[EXCERPTED RECORDS]

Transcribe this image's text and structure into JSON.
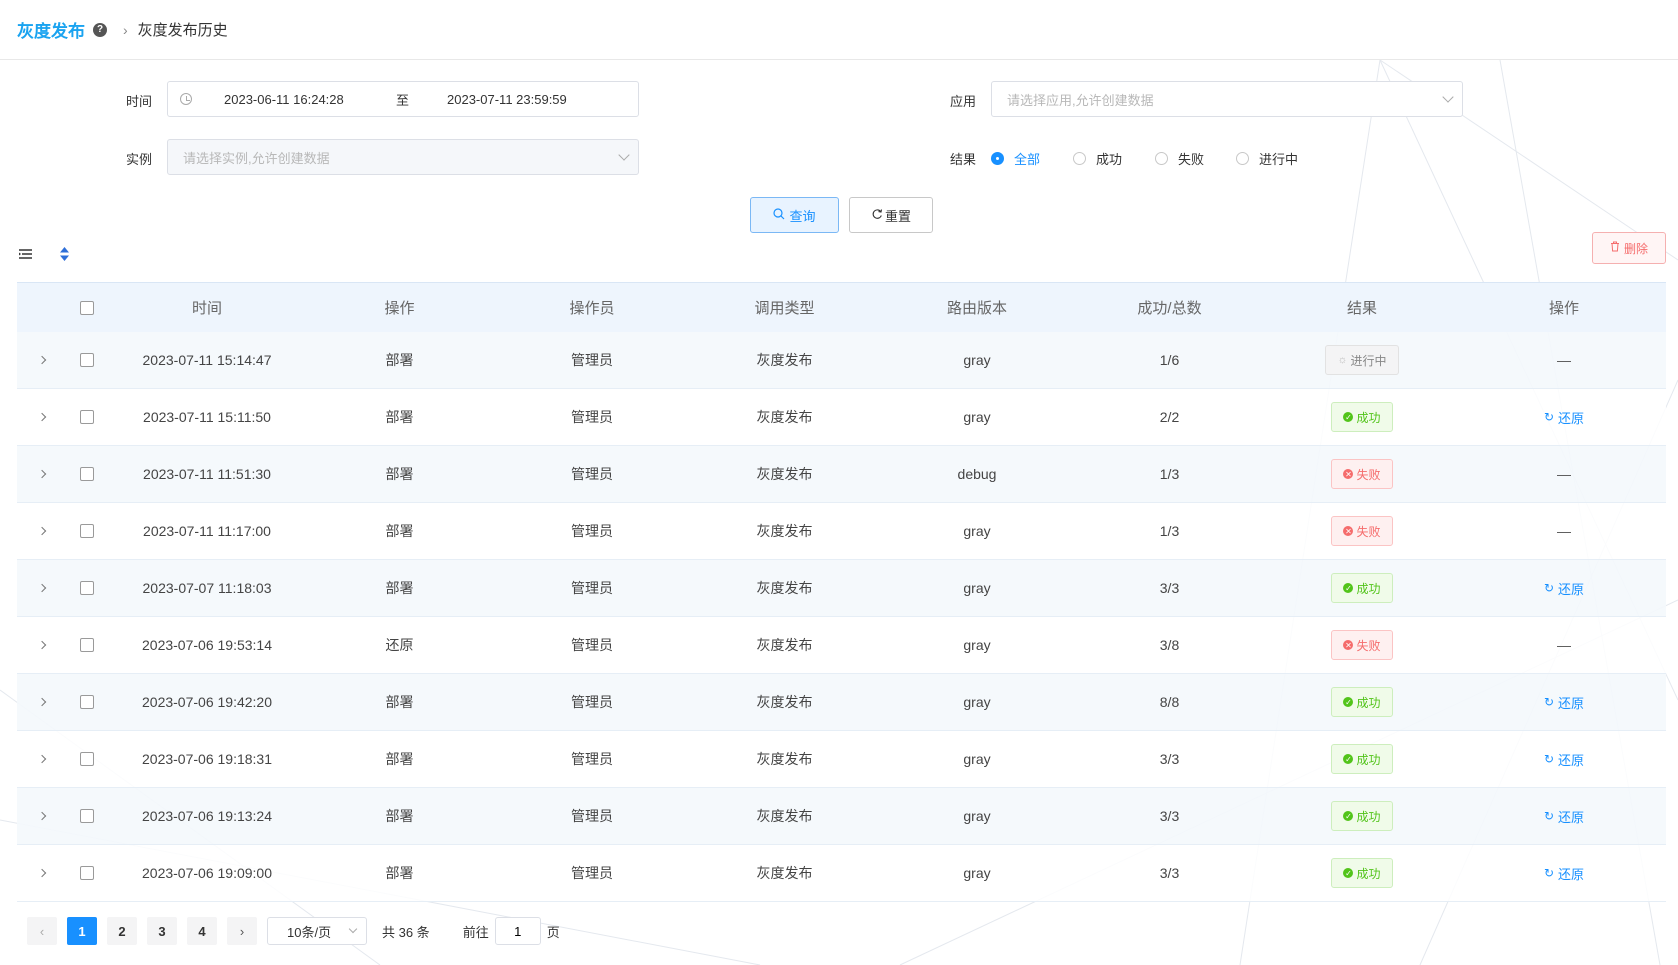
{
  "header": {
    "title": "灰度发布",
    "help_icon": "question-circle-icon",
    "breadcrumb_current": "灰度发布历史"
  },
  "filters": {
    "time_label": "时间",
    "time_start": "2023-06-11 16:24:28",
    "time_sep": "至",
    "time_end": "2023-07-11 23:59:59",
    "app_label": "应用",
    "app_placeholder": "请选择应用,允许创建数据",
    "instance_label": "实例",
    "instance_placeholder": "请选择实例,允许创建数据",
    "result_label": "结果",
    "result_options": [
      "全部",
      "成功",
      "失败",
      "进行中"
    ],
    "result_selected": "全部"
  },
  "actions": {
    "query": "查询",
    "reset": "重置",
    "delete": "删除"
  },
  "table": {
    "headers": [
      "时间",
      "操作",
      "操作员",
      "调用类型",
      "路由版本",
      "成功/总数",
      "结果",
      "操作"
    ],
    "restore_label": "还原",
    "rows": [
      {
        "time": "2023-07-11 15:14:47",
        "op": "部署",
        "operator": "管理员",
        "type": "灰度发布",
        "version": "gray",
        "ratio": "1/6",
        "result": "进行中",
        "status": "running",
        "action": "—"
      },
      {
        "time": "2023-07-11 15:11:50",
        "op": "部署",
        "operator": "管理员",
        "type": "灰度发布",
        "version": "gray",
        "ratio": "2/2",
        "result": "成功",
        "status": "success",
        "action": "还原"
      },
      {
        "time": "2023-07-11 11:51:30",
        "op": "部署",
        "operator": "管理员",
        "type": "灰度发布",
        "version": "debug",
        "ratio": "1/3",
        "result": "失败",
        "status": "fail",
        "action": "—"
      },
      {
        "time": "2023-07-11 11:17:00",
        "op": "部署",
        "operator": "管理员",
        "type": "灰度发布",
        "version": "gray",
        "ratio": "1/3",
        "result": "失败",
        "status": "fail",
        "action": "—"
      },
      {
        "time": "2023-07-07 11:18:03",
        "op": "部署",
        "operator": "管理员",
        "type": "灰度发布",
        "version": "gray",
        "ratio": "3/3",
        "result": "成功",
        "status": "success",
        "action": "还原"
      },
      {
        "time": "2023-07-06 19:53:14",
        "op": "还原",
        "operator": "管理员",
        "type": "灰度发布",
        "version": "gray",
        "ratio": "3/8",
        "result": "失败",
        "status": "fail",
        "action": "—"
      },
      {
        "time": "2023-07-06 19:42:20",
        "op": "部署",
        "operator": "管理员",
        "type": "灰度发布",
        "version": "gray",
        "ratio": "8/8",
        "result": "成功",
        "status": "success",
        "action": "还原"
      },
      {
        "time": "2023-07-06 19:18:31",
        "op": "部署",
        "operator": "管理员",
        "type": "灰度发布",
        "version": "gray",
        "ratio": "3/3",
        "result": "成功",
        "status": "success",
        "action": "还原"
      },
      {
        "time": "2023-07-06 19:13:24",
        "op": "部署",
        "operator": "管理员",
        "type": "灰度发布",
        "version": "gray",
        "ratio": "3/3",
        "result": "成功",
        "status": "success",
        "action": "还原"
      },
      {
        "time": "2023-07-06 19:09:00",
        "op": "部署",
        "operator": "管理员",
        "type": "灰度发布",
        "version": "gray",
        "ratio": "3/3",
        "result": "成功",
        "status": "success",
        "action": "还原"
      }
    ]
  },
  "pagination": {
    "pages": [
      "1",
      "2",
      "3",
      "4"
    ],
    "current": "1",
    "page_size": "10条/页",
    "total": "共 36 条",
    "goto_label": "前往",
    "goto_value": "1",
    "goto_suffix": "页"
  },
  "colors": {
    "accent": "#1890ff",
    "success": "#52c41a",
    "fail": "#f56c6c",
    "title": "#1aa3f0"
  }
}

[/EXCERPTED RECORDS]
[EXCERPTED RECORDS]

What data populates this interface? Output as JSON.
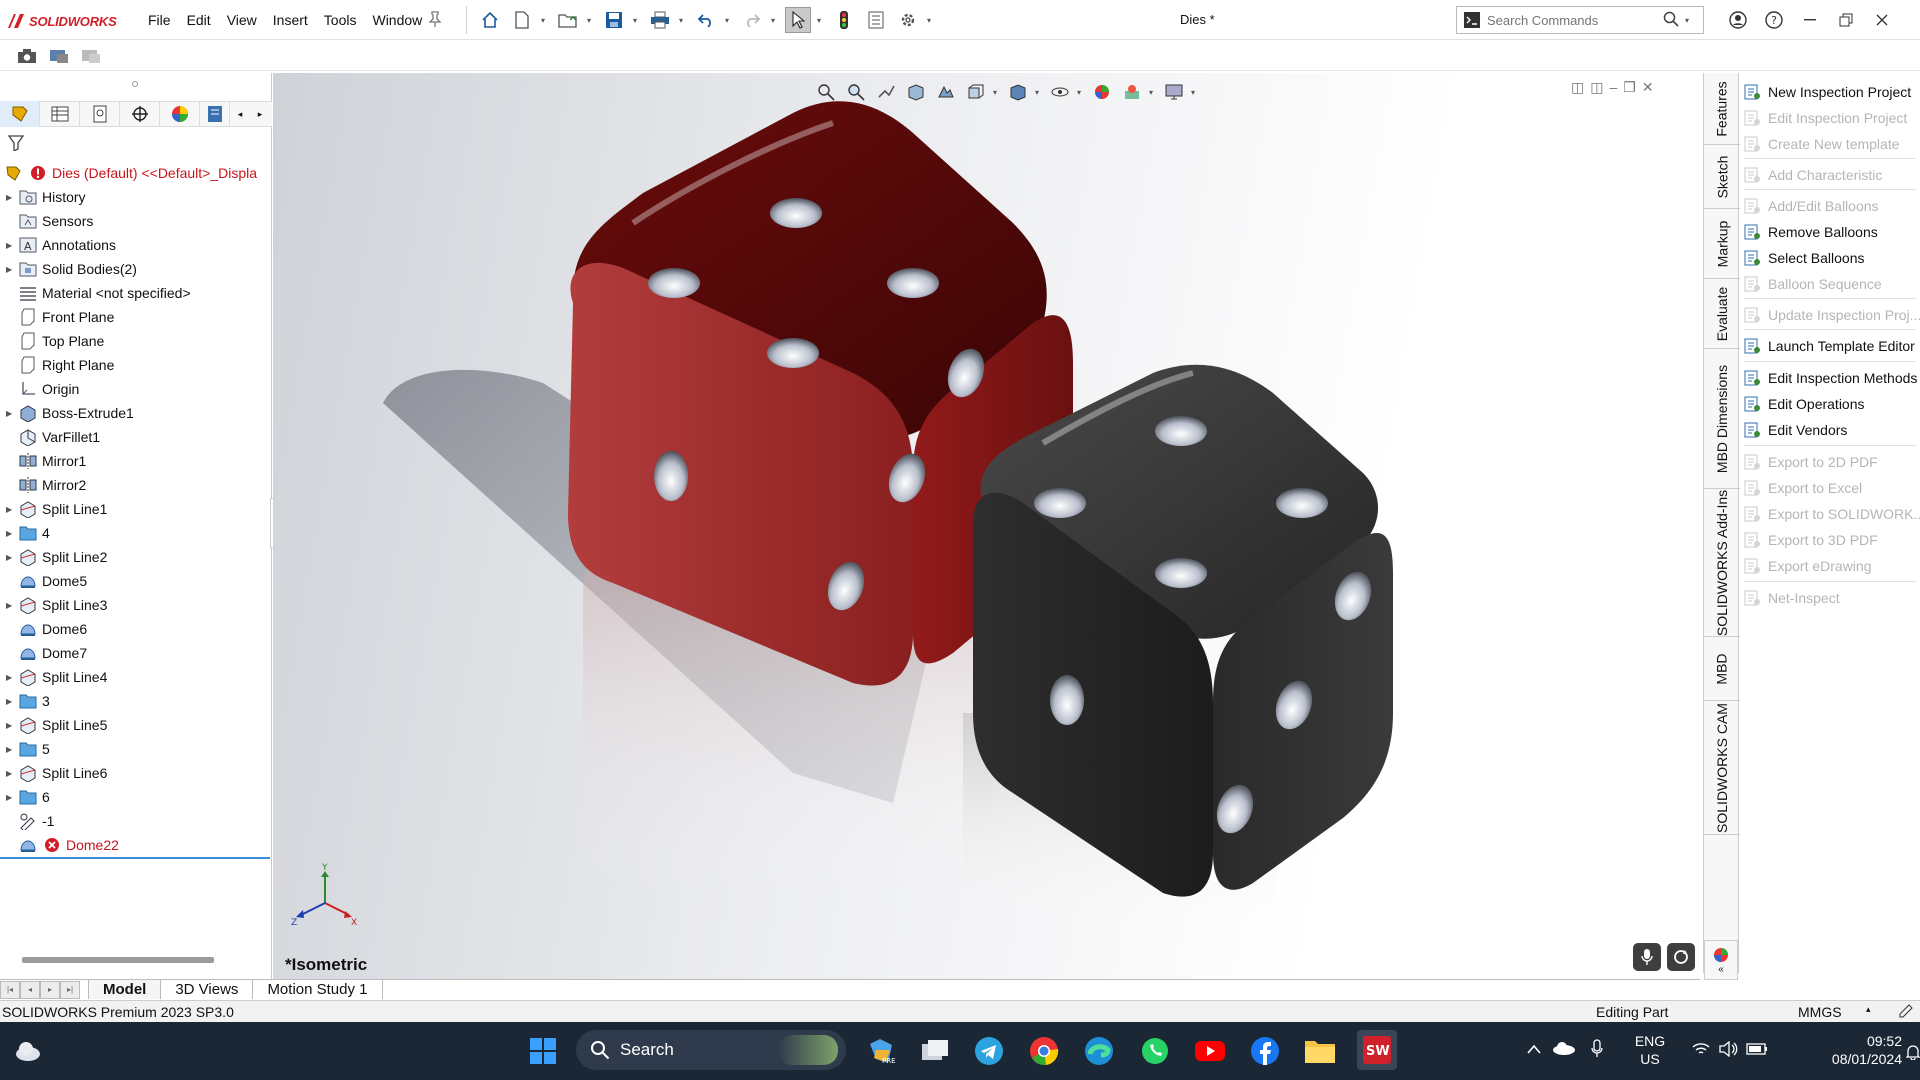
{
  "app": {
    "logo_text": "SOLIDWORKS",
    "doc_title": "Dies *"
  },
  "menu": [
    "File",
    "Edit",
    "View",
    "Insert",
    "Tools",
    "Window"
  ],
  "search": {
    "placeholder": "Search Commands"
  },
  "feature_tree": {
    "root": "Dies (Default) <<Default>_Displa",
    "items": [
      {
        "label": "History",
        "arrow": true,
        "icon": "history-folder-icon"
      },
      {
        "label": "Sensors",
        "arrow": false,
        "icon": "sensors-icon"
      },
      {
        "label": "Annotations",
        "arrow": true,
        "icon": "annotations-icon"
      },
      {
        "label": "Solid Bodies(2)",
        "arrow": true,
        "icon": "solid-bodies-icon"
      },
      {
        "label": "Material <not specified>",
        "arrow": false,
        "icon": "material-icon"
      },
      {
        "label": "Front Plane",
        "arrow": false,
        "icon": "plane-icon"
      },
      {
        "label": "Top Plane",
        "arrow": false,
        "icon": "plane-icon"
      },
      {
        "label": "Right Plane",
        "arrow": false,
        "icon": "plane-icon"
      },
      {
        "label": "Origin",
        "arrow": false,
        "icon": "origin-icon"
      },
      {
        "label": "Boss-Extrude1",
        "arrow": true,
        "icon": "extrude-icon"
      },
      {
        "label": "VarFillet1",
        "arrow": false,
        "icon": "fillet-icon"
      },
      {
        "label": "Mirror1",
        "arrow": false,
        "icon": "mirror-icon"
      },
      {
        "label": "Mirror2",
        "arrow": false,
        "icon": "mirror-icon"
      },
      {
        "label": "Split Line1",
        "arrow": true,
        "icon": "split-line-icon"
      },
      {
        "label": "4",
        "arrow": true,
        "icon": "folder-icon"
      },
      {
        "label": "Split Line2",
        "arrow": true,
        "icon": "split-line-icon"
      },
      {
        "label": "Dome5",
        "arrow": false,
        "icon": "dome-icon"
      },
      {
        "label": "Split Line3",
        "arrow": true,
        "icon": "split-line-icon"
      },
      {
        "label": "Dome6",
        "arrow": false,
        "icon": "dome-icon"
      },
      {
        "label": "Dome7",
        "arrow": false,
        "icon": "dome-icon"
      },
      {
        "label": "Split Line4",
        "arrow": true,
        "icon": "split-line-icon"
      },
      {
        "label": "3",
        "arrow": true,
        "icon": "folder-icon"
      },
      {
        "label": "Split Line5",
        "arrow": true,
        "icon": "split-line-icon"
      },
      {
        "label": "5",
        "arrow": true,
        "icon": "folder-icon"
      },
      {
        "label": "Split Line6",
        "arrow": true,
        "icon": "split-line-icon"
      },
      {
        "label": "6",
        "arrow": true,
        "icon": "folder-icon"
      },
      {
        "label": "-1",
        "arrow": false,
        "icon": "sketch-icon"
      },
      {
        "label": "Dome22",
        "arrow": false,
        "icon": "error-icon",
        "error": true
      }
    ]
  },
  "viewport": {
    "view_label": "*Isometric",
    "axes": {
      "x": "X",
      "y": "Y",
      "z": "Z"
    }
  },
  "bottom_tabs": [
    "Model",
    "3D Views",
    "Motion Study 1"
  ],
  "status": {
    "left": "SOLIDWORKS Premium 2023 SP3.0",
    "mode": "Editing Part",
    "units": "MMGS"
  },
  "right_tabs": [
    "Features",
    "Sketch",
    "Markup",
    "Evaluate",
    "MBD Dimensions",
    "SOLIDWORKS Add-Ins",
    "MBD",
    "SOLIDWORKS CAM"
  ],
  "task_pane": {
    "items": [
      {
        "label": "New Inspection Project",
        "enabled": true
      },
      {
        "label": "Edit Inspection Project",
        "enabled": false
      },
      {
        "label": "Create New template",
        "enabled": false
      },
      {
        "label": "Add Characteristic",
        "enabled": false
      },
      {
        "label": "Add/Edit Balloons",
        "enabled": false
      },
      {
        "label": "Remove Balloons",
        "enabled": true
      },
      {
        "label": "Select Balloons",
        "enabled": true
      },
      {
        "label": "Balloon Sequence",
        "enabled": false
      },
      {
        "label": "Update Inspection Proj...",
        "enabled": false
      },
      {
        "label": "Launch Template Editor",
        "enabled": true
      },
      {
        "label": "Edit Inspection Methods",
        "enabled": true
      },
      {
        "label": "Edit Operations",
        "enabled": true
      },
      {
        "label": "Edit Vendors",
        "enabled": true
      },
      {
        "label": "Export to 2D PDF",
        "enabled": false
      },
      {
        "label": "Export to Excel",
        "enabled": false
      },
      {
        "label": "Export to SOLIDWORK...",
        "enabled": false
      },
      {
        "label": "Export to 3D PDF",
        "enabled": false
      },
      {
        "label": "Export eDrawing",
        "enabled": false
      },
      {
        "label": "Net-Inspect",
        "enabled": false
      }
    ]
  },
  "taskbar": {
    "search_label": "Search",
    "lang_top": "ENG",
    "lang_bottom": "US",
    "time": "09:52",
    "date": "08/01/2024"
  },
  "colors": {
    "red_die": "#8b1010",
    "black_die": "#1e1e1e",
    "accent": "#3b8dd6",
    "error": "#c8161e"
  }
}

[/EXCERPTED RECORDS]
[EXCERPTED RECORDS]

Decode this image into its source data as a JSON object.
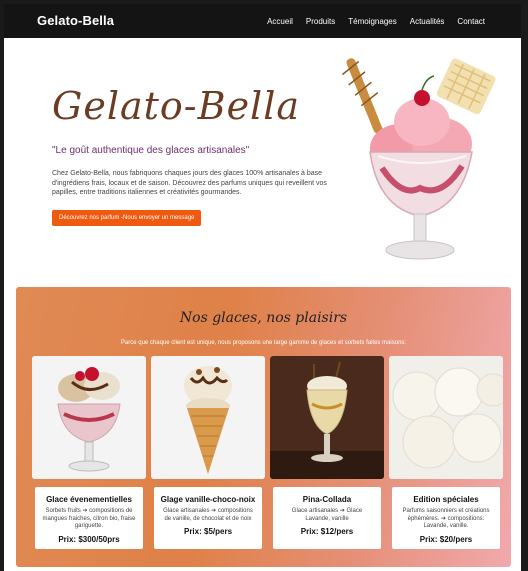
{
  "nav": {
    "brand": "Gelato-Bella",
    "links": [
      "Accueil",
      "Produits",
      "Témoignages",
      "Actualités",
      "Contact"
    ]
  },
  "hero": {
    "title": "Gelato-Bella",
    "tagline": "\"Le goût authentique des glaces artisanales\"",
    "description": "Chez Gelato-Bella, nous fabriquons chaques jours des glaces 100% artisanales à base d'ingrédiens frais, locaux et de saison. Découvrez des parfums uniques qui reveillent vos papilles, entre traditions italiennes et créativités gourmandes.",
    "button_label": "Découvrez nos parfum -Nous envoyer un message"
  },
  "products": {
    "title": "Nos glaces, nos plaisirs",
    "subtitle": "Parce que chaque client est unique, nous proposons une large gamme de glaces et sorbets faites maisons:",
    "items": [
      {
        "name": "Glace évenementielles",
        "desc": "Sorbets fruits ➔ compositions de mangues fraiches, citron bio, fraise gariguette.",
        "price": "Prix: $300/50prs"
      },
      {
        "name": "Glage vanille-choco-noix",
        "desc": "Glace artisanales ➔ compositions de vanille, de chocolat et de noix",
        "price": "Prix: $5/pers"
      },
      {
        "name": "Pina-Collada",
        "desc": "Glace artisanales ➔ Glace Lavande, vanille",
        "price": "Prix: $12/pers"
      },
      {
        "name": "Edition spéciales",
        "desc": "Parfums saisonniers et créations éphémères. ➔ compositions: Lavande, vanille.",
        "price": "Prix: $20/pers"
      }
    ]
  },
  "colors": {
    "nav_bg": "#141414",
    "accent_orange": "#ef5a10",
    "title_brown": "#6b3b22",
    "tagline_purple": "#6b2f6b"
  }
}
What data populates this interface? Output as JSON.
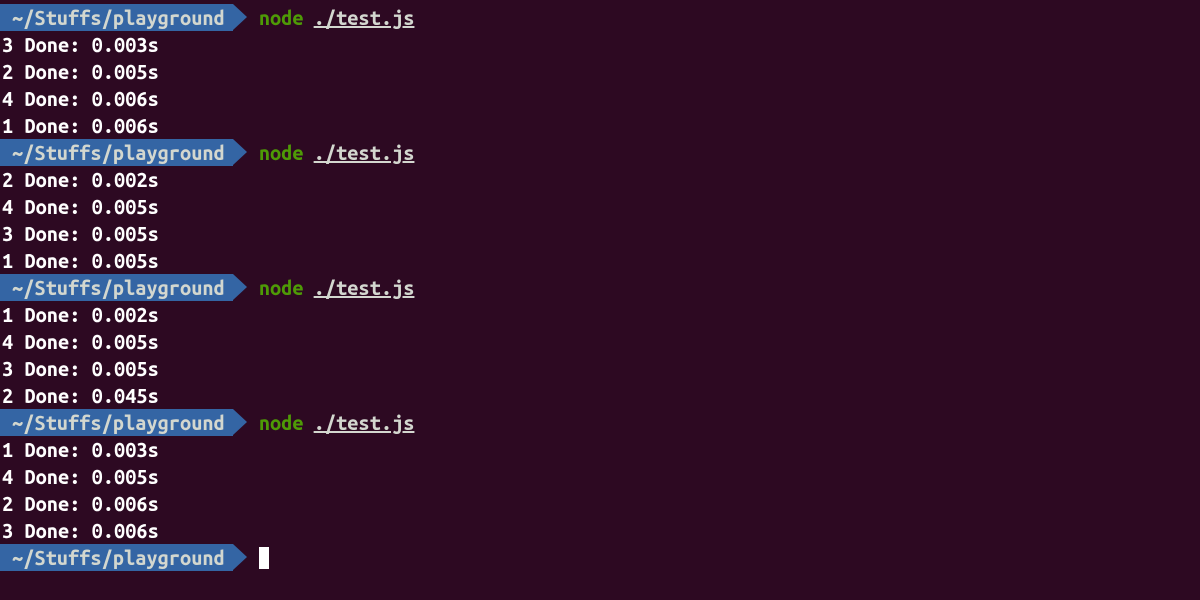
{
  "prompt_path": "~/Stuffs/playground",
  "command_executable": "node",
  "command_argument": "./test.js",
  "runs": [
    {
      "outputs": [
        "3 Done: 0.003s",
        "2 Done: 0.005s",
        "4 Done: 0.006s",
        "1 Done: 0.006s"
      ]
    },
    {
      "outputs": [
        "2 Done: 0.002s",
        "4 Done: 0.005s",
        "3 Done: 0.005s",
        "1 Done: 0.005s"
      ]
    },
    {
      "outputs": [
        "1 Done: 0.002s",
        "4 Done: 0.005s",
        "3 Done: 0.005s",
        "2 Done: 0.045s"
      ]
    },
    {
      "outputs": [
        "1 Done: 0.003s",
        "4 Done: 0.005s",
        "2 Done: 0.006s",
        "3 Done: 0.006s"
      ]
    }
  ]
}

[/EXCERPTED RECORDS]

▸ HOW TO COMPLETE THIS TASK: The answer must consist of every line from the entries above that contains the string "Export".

▸ WRITTEN SOLUTION:
        "label": "Export to 2D PDF",
        "label": "Export to Excel",
        "label": "Export to SOLIDWORK...",
        "label": "Export to 3D PDF",
        "label": "Export eDrawing",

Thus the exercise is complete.